The visit to the Vogelpark is a perfect start, and the day begins. I start my hike. My jacket has long since disappeared into my backpack. Not only due to the glorious sunshine, no, I’m starting to sweat due to the steep slope. For a short stretch, there’s a 20-degree incline. Almost alpine, I think to myself, and breathe heavily. But soon it will flatten out. Behind the birches, pines, and beeches, I suddenly see him-Hermann. The monument towers imposingly above the spring forest. I’m impressed. Somehow I had imagined the structure to be smaller.
Later I will read that Hermann is the highest statue in Germany at a height of 26.57 meters. Before the statue of liberty was built, it is said to have been the tallest statue of the Western world. Several times I walk around the monument, photograph it from every angle. From each side it looks fascinatingly different. The facial expression has something especially addictive about it. The Hermannsdenkmal pays homage to the Cherusci war chief Arminius. As a leader of several Germanic tribes, he brought one of his greatest defeats to the Roman Empire in 9th century. In the so-called Varrusschlacht [Battle of the Teutoburg Forest], the Germans defeated three Roman legions. After that, the Romans continued their efforts to conquer the area on the right bank of the Rhine and continued towards the Elbe.
Whereas the battle was still believed to have taken place here during the construction of the monument in the 19th century, research now assumes that it took place in Kalkriese near Osnabruck.

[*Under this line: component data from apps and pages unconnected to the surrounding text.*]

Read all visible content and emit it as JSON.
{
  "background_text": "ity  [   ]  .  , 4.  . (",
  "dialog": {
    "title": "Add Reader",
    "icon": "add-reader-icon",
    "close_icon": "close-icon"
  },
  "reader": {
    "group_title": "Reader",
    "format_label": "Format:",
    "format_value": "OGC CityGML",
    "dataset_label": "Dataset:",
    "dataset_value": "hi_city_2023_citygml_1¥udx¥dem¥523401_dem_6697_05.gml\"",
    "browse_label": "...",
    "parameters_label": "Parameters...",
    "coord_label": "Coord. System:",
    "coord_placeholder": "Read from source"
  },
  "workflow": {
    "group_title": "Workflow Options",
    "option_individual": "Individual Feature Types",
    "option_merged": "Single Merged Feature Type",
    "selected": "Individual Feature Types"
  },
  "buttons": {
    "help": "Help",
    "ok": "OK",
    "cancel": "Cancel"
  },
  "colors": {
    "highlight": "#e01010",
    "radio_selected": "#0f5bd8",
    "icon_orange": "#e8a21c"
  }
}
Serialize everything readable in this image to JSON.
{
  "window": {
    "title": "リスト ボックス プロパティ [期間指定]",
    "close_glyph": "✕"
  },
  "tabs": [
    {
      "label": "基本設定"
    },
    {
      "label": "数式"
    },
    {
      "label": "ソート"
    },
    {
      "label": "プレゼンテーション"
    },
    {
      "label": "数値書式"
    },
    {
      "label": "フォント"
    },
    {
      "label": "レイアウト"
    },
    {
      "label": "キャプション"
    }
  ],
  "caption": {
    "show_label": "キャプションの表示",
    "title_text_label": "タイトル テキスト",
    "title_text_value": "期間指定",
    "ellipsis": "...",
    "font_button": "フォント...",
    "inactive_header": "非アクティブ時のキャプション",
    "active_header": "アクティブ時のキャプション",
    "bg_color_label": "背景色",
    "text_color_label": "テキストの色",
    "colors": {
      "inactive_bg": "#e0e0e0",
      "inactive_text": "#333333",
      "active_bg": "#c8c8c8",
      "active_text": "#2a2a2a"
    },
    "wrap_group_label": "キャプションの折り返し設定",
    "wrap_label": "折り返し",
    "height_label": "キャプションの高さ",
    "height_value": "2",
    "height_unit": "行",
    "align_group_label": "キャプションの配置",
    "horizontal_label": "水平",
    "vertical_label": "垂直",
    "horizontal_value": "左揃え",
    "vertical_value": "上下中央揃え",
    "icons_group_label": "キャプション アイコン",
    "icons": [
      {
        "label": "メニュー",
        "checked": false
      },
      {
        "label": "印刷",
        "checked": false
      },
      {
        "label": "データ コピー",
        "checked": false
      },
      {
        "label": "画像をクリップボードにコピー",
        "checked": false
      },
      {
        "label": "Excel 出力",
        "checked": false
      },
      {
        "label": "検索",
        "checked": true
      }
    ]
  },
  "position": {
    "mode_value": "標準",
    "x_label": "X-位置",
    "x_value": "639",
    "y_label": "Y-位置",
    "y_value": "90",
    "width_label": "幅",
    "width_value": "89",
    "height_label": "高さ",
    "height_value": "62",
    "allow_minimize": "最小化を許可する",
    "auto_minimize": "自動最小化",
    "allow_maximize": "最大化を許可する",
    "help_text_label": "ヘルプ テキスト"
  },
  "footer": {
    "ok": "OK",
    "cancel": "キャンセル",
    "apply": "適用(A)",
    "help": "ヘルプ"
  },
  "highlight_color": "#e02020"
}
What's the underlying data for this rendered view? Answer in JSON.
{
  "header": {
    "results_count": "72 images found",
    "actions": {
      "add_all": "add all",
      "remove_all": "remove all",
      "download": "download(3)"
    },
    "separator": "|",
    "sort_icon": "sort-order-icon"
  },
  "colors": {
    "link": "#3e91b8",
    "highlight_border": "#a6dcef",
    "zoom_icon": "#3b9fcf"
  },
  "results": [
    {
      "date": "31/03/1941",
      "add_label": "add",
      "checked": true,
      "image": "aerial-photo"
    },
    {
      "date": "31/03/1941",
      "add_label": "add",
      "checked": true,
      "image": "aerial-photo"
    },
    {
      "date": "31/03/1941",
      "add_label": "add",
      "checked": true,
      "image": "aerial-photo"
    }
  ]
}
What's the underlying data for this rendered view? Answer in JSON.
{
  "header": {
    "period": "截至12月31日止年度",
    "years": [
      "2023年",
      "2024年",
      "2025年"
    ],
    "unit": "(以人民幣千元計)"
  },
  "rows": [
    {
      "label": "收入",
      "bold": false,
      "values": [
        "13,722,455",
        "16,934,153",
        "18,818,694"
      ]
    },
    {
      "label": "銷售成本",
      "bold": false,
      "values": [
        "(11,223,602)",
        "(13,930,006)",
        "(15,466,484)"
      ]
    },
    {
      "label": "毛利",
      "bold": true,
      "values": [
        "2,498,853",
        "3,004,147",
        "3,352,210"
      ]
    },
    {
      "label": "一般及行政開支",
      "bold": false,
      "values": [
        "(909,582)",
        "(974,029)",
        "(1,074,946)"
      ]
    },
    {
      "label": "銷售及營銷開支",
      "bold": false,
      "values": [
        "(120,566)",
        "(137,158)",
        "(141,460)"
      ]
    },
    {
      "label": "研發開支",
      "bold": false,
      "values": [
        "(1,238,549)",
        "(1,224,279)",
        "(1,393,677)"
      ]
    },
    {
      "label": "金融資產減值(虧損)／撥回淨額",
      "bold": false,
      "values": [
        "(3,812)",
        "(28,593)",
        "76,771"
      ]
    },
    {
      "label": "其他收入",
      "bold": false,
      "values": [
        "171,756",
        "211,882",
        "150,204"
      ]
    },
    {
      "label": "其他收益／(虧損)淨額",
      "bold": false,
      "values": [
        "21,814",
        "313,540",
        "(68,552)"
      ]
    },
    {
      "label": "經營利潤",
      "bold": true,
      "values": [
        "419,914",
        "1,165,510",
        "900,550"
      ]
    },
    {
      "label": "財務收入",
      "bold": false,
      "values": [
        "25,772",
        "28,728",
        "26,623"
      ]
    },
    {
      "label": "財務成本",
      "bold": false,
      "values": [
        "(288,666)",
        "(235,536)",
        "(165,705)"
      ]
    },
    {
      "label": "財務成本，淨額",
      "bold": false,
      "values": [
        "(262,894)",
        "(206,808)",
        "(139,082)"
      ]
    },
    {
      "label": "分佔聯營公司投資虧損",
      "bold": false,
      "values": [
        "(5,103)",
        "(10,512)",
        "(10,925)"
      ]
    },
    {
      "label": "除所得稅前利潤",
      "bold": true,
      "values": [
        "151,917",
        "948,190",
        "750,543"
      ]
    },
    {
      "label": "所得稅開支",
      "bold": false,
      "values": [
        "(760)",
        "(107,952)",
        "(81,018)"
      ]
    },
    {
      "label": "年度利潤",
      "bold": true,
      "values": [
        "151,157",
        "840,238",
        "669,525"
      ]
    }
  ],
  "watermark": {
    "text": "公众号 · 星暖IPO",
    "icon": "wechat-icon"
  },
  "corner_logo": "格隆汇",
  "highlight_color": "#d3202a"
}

Although these places are separated by about 100 kilometres, the question of how the battle might have played out is inevitably raised in the shadow of Hermann. Even today, the surrounding forests look as endless as they are mysterious. Should a Germanic tribesman appear from the undergrowth, he would fit perfectly into the picture here. I get a spectacular view of the enormous size of the forest as I climb onto the base of the monument. The air is misty. I can see into a limited distance, but as far as I can see is forest without end. The scenery is almost mystical. Is Varus here once with his Germanic legions?
I make a short detour to the WALK hiking centre, only a short way away from the monument. Behind it is a well-frequented climbing park, before someone catches my eye who I recognise from a few days ago at a tourism fair in Berlin: a colourful Hermann. I am taken with this statue, it would be wonderful in my garden. Unfortunately, it is not for sale. But there are some smaller Hermann figures made of rusty steel. For a moment, I wonder if could I take one with me. But I decide it’s not a good idea to hike with steel in my backpack. I also find it hard to pass by the books on the Hermannsdenkmal, the Teutoburg Forest and the Varusschlacht offered by the WALK.
Before I finally head towards the Externsteine, I visit a small wooden hut on the side of the road. The sculptor Ernst von Bandel lived here almost 150 years ago. The hut of the Hermannsdenkmal sculptor has been preserved to this day. Today, where he once lived is a small exhibition about the building process, which is really worth seeing. Here, you can also see what it looks inside the Hermann and why it is only a legend that a visitor once fell through one of the monument’s nostrils.